*Task requirements:*
Tally up the lines below that include the word "price". Answer with the number alone.
════════════════════
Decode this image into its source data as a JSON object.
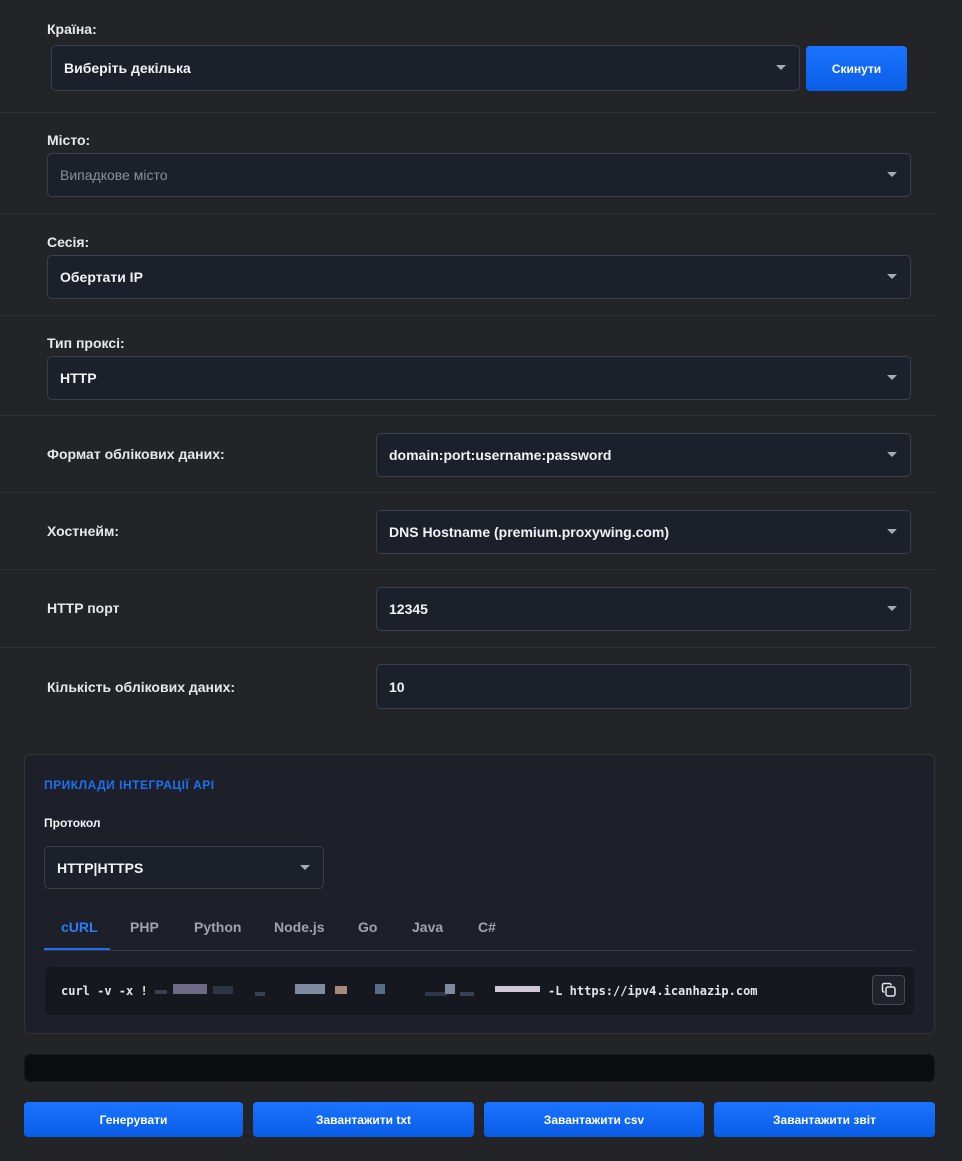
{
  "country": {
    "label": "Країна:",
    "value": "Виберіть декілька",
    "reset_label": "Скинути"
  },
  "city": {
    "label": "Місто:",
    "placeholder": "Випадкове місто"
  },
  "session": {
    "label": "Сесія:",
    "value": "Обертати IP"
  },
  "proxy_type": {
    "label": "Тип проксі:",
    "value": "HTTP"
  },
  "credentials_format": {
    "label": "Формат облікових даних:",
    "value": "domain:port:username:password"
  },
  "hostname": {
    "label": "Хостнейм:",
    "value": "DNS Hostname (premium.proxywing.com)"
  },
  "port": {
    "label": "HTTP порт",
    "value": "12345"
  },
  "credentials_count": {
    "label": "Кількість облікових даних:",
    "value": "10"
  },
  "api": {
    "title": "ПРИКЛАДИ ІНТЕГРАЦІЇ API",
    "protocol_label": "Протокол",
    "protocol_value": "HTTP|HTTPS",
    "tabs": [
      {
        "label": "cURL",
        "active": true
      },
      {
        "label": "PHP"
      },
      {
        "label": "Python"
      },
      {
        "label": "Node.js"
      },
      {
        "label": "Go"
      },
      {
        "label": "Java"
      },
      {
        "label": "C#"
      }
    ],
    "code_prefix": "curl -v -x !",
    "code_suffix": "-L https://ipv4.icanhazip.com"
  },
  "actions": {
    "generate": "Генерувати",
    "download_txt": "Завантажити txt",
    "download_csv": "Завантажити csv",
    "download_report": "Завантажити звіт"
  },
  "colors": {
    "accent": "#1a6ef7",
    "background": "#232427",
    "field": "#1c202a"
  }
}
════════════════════
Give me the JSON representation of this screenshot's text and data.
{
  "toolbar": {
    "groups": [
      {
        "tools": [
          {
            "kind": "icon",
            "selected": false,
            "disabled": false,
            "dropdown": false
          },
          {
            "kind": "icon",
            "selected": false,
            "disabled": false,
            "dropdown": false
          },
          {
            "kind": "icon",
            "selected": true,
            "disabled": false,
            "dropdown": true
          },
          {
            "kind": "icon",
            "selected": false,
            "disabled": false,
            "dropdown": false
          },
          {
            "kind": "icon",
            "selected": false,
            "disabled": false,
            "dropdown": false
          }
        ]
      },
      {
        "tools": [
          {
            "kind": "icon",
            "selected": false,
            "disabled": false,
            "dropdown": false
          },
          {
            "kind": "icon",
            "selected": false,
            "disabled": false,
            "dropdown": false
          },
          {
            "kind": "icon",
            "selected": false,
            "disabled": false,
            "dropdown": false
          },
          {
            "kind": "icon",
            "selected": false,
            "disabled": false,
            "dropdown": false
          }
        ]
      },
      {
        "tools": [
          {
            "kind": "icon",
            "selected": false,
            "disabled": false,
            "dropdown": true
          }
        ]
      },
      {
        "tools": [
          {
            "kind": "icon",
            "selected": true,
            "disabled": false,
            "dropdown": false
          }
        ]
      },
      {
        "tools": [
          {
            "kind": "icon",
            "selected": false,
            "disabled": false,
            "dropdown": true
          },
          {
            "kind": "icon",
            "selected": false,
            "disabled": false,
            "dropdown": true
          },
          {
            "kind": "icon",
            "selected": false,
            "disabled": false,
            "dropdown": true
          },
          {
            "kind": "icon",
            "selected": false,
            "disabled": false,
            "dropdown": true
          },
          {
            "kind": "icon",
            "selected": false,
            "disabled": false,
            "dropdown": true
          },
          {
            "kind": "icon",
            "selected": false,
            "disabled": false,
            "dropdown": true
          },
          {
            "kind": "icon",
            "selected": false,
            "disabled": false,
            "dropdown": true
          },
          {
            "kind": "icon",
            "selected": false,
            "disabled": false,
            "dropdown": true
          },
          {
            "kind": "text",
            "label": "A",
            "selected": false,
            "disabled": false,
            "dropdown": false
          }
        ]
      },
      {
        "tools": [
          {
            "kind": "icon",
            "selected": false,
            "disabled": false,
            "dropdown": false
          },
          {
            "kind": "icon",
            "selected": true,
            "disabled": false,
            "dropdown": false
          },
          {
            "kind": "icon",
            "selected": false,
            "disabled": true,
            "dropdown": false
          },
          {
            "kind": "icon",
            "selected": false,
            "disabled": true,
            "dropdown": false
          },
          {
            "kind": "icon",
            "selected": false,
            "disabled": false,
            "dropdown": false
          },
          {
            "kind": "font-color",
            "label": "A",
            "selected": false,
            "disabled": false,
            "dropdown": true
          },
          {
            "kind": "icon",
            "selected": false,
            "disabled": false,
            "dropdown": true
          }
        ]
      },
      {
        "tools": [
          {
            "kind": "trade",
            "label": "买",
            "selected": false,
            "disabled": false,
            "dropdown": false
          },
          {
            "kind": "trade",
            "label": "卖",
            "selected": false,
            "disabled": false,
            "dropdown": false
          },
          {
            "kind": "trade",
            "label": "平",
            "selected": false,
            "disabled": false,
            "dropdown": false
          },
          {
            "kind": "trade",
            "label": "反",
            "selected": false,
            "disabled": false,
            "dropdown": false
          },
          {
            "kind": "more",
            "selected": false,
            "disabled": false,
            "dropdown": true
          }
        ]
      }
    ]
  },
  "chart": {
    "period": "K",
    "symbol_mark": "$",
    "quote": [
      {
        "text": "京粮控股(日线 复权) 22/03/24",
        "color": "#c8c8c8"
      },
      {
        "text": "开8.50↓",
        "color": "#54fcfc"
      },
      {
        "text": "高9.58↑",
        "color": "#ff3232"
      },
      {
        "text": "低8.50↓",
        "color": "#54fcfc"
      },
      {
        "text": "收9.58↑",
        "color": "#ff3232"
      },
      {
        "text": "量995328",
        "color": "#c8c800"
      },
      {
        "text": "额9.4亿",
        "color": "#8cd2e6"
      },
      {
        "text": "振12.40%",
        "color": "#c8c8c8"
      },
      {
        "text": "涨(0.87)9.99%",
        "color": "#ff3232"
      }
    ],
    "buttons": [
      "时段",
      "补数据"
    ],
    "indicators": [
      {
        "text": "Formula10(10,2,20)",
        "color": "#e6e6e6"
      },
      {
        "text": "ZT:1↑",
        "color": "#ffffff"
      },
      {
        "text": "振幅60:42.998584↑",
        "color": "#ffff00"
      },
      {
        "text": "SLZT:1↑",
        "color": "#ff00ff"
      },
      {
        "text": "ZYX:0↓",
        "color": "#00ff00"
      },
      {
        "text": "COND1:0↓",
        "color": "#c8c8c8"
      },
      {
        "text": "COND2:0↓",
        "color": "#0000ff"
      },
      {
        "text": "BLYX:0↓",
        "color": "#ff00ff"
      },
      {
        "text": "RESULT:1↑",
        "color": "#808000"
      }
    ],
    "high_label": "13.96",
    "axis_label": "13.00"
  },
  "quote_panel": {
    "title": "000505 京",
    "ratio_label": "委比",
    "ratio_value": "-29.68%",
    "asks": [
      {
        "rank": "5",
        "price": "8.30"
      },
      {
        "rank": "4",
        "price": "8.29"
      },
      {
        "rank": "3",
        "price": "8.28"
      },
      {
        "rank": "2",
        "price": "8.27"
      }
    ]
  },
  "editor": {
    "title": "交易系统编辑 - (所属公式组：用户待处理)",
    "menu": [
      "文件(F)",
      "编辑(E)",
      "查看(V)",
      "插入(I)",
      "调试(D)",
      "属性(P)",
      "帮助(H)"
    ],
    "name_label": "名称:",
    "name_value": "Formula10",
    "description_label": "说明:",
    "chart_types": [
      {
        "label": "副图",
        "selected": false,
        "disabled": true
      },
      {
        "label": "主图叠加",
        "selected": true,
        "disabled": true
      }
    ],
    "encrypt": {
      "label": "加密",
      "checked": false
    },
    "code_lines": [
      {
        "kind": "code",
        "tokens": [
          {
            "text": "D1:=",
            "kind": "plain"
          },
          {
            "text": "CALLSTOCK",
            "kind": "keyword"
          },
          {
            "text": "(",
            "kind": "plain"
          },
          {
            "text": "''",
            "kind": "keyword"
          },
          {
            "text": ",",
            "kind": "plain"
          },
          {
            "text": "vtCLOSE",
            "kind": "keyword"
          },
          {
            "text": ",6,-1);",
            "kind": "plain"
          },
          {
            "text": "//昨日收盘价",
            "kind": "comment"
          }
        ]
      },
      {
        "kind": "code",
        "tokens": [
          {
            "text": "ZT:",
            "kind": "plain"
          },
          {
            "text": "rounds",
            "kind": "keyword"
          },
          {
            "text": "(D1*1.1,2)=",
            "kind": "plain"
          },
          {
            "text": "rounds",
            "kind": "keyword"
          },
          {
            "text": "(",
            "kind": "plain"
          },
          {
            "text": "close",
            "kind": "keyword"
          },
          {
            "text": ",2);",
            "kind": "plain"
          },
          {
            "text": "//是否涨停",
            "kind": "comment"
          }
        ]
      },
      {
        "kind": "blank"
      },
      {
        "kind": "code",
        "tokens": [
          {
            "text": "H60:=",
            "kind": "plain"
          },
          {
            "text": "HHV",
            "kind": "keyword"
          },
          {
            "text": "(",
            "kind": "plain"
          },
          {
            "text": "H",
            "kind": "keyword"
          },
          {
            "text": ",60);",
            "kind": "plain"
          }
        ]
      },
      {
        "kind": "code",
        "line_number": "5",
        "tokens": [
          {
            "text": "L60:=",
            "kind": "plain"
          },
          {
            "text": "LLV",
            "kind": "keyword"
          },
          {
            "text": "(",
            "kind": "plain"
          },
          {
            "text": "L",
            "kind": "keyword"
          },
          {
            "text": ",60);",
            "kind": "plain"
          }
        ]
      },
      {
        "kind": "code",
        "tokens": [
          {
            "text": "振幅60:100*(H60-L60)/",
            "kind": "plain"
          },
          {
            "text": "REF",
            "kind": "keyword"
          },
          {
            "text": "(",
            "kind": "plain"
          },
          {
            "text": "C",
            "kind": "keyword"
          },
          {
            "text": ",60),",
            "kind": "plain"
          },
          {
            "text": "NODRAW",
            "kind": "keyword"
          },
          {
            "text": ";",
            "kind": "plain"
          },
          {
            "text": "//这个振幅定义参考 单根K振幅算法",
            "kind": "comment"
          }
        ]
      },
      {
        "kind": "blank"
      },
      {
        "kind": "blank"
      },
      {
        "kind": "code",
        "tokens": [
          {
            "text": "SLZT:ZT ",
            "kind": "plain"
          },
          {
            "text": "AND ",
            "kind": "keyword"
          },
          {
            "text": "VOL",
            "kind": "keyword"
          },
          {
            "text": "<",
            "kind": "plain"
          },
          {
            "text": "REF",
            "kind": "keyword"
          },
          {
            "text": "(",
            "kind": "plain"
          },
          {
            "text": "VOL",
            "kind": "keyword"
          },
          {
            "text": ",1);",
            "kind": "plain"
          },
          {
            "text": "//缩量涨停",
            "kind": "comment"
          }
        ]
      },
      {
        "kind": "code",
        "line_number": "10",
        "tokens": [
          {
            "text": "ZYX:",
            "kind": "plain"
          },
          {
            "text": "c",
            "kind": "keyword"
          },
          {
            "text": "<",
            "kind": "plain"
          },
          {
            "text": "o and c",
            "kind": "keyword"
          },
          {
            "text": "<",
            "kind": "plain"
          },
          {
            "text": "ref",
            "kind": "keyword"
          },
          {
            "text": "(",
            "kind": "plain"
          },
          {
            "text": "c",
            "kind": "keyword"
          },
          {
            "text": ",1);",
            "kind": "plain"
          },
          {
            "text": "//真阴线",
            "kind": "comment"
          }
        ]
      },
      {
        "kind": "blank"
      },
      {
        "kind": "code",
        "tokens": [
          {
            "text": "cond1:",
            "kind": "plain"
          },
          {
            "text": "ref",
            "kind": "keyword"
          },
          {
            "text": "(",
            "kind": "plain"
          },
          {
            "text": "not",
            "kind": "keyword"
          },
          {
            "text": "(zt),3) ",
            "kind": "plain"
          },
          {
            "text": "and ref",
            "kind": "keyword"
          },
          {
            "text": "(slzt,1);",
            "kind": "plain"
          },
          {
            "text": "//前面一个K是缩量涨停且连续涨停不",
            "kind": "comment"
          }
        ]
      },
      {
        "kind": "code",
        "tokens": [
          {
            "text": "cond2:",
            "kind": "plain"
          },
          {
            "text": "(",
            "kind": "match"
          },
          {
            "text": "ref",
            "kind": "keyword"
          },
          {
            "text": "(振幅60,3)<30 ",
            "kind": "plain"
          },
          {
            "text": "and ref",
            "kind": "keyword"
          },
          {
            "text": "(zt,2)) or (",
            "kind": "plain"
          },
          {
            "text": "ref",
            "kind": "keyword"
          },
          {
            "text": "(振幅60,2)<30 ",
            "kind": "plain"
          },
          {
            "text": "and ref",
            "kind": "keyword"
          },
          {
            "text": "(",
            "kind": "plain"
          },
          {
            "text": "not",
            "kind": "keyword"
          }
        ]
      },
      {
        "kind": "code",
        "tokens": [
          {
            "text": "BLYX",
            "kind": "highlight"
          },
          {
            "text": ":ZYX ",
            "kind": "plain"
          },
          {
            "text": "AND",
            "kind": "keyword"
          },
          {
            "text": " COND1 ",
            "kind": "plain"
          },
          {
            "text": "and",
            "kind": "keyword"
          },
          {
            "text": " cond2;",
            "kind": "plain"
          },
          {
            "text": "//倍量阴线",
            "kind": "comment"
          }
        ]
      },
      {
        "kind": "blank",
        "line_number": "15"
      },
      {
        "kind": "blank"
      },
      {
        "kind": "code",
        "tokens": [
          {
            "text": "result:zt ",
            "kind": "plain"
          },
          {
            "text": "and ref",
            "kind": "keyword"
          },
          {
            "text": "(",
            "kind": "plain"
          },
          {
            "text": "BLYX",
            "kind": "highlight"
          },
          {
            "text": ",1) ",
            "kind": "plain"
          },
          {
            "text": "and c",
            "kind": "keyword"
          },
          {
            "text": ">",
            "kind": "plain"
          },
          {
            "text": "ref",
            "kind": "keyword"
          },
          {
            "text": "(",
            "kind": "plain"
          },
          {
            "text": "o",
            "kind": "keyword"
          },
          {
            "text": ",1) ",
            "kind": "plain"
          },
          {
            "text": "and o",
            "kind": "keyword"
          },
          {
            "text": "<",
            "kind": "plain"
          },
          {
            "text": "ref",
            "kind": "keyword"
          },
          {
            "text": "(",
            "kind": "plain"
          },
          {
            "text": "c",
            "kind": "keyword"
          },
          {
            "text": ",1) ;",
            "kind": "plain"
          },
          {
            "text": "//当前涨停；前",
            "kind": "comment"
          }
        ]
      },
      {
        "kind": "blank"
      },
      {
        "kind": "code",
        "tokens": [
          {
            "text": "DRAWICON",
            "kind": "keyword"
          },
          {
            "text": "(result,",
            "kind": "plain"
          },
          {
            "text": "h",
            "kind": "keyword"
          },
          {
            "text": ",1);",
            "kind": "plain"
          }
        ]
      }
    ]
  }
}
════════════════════
*Completed exercise:*
4